In order to accomplish something great, a team needs to work incredibly hard, collaborating and problem-solving together. For someone to be willing to be part of such a team they need to deeply care about the work they are doing, enjoy & respect the people they are working with and the working principles the company embodies. They need to be inspired by the mission, vision, and progress the organization is making.
In order to create a great work environment, leadership needs to be inspiring. This happens as a result of conveying the vision & demonstrating results via the core team that gives the vision credibility.
The human connection, especially in our increasingly virtual world, is incredibly important, and those genuine points of connection also really make a difference. One thing that’s been very effective for us is a 15-minute daily meeting every day where we go through our sales updates, operational issues or concerns, and team updates.
How have you used your success to make the world a better place?

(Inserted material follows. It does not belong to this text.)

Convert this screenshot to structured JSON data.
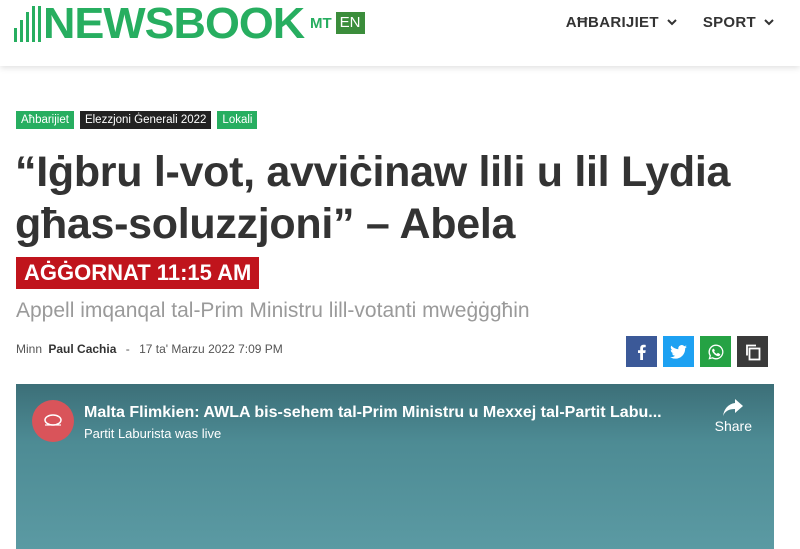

First and foremost through the products that we make. We give people healthier snacks without compromising on taste, which helps improve their overall quality of life. As a growing business, we are also working toward impacting communities through job creation right now.
Fantastic. Here is the primary question of our interview. What are your “5 Things I Wish Someone Told Me Before I Started” and why? (Please share a story or example for each.)
- You are going to fail, and you are going to fail multiple times.
- It’s going to take about five times as long as you think to get to a state where you have a steady business
- The ups and downs are going to be far higher and lower than you ever imagined
- You need to build your own processes and systems to be able to maintain your sanity. You’re in a marathon, not a sprint, and that pace is relentless.
- Dream bigger.
You are a person of great influence. If you could inspire a movement that would bring the most amount of good for the greatest number of people, what would that be? You never know what your idea can trigger.
The people who inspire humanity are the people who show others something believed to be impossible. They do this by tackling something that brought about good for humanity, and I find that incredibly inspiring. We’re all connected, and anything that reminds people of that is a great movement; in my company’s case, it’s inventing delicious foods that are healthier than people could have imagined.
Can you please give us your favorite “Life Lesson Quote”? Can you share how that was relevant to you in your life?
Rip Van to date is the result of all the learnings we’ve had, a lot of which have come from mistakes and failures along the way. To quote Yoda: “the greatest teacher, failure is.”